Recent History – 2002
April 10, 2002, By Mark Nielsen, Daily News Staff
The South Peace Community Resources Society (SPCRS) has received 120 days notice that the provincial government will no longer fund the violence against women in relationships committee.
The funding paid for a person to work 21 hours a week to co-ordinate about 25 volunteers who ensure that all women, children and men involved in family violence were treated consistently.
“It’s what’s known as a co-ordinated approach to violence in relationships,” said SPCRS manager Jane Harper, who added that the committee also tracks the cases of family violence and the kinds of service that they received.
SPCRS is trying to find ways to keep the program going without the funding. “How we’re going to continue with the team approach we have in place that’s provincially-recognized as being a leader in its field,” Harper said.
In the years that the committee has had provincial funding, Harper said that a lot of work was done to establish a network with police, Crown counsel, service groups, the hospital, and family lawyers.
Without help from Victoria, Harper said that the network will suffer over the long-term. “Information exchanges will break down. It won’t be in the forefront of people’s minds when they’re dealing with a situation of family violence. They won’t have the protocols that are use now as a template in other communities and were developed here.

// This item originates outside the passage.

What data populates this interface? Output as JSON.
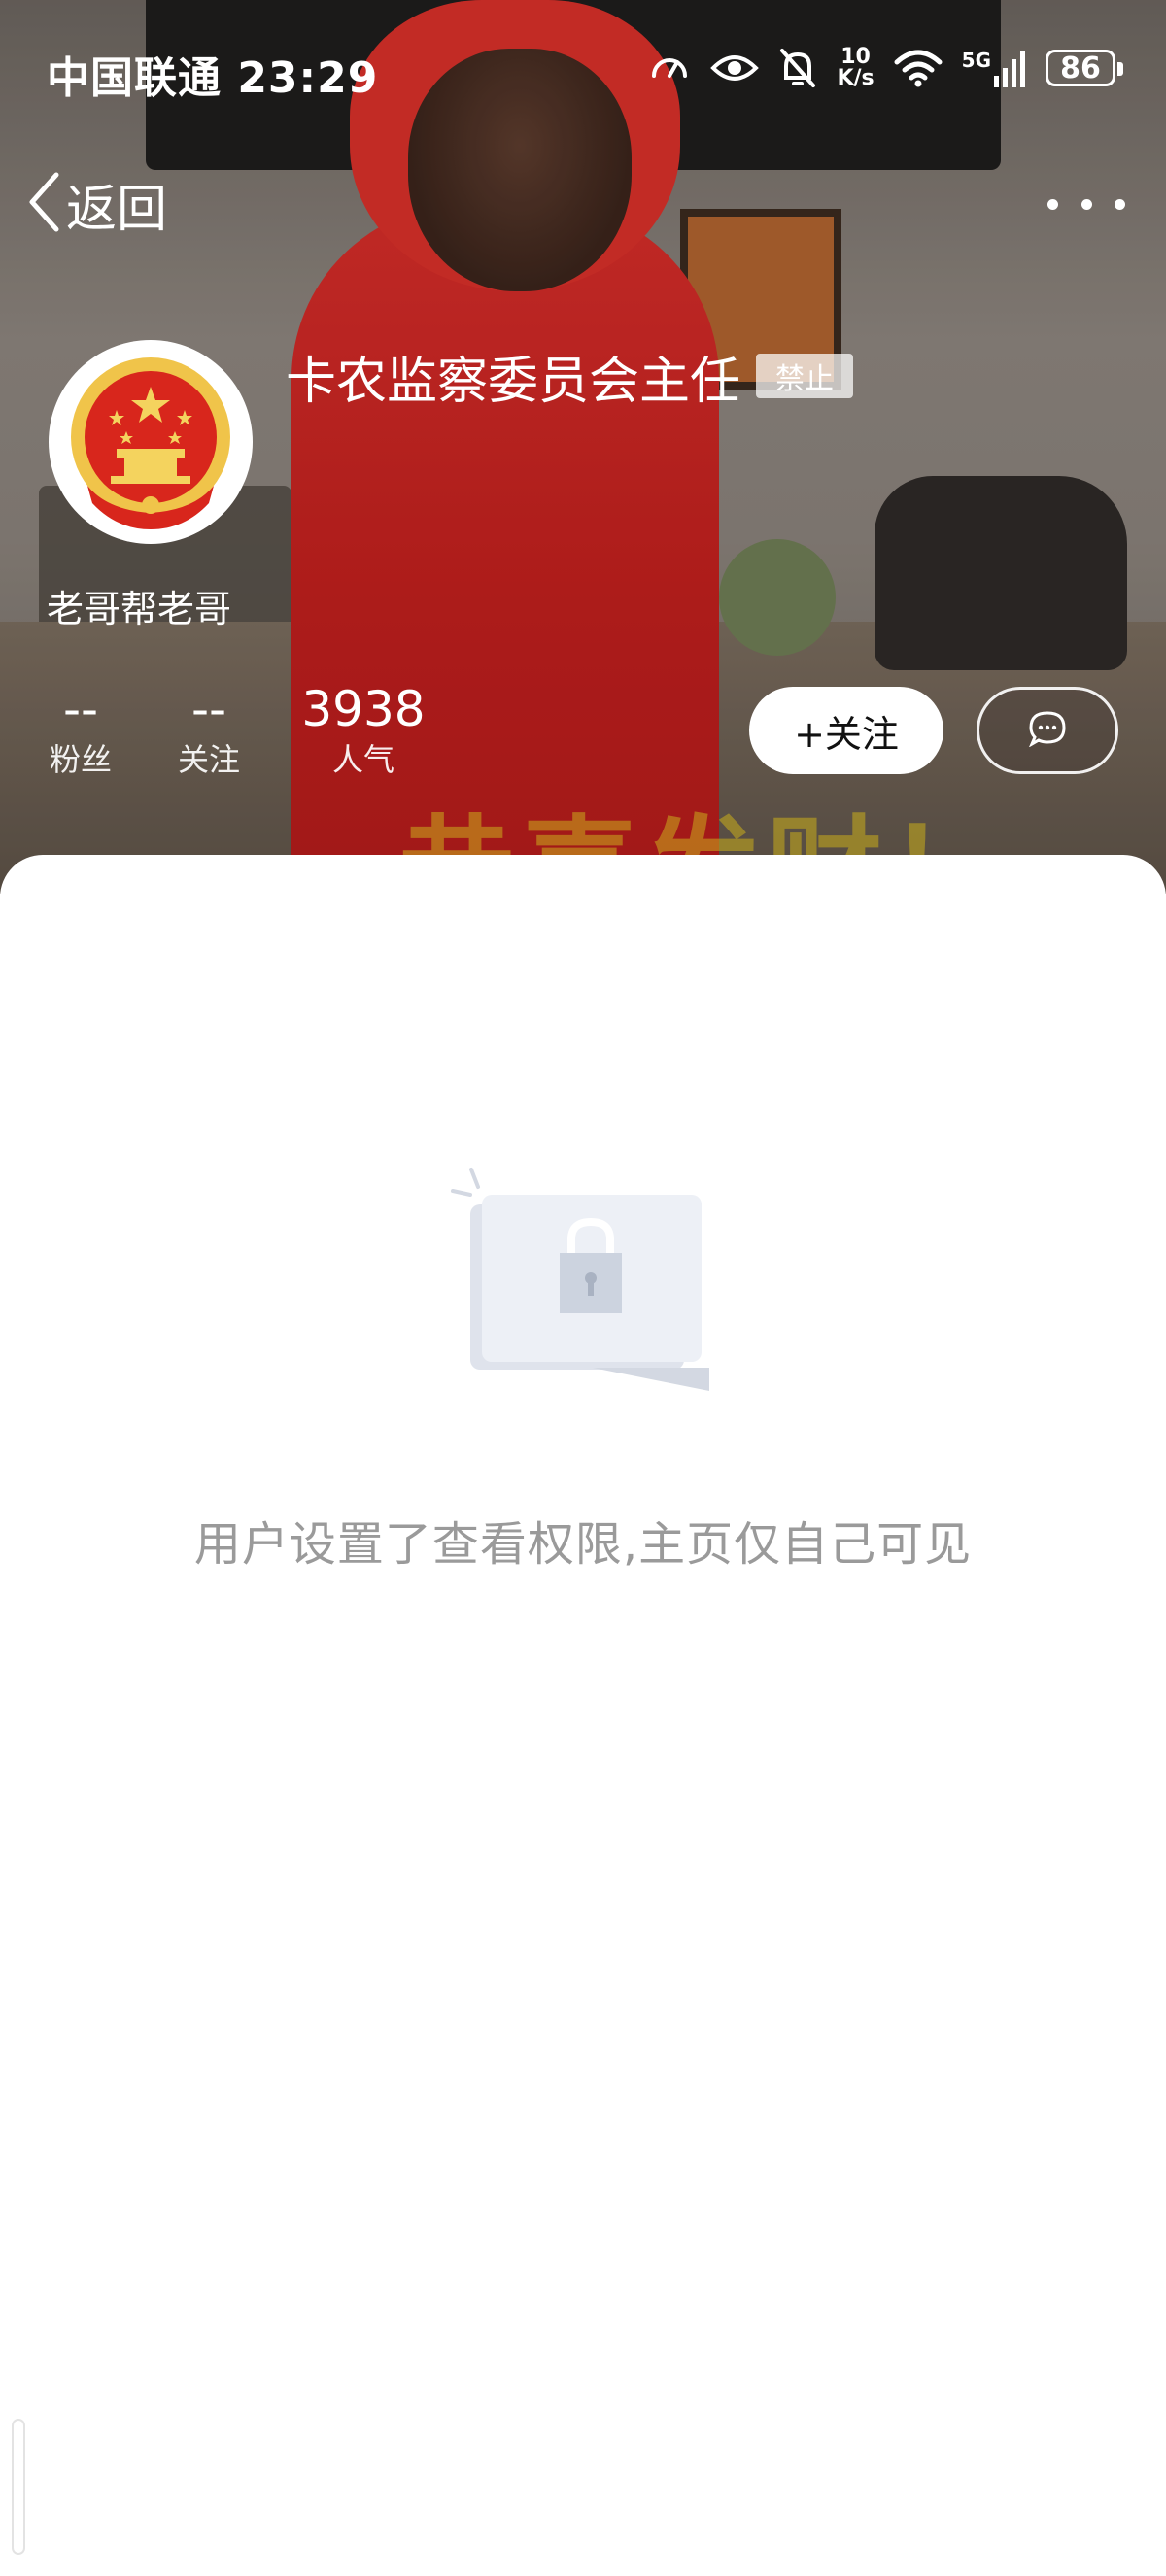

“Those things will suffer over time but initially we think we can keep some of that co-ordination going. That’s our hope.”
Harper said it was a very cost-effective service because the 21 hours a week generated much more in volunteer hours. The co-ordinator was responsible for such tasks as arranging meetings, getting the minutes out, making sure that volunteers are informed, and tracking protocols.
“The government talks a lot about volunteers but if you don’t have someone there to make the arrangements and keep that ongoing, volunteers quite often lose interest or they move on to doing something else,” Harper said.
Notice was received at the end of the fiscal year, with the contract to end in July but SPCRS will be making changes much sooner.
“We’re going to do some things now in the hopes that we can put some things in place so that it can survive in some way,” Harper said.
The program comes under the woman’s and victim’s service department, managed by Kathy Laforge, and the co-ordinator is Ruth Smith.
It’s the first of what is expected to be a series of funding reductions that SPCRS will have to face as the B.C. Liberals attempt to bring expenditures into line with revenue.
“We don’t know what else we’re going to see as far as cuts, but we’re putting a lot of energy into looking at, if the worst thing happens, how could we continue to provide service to the clients,” Harper said.
“Because the need isn’t going to go away. If anything, it’ll probably get worse with other cuts. People will be further stressed.
“So we just want to make sure we can continue to provide necessary service to the community.”
On the bright side, SPCRS did receive $11,000 from the provincial government, enough to make the Mizpah Transition House start the fiscal year debt-free.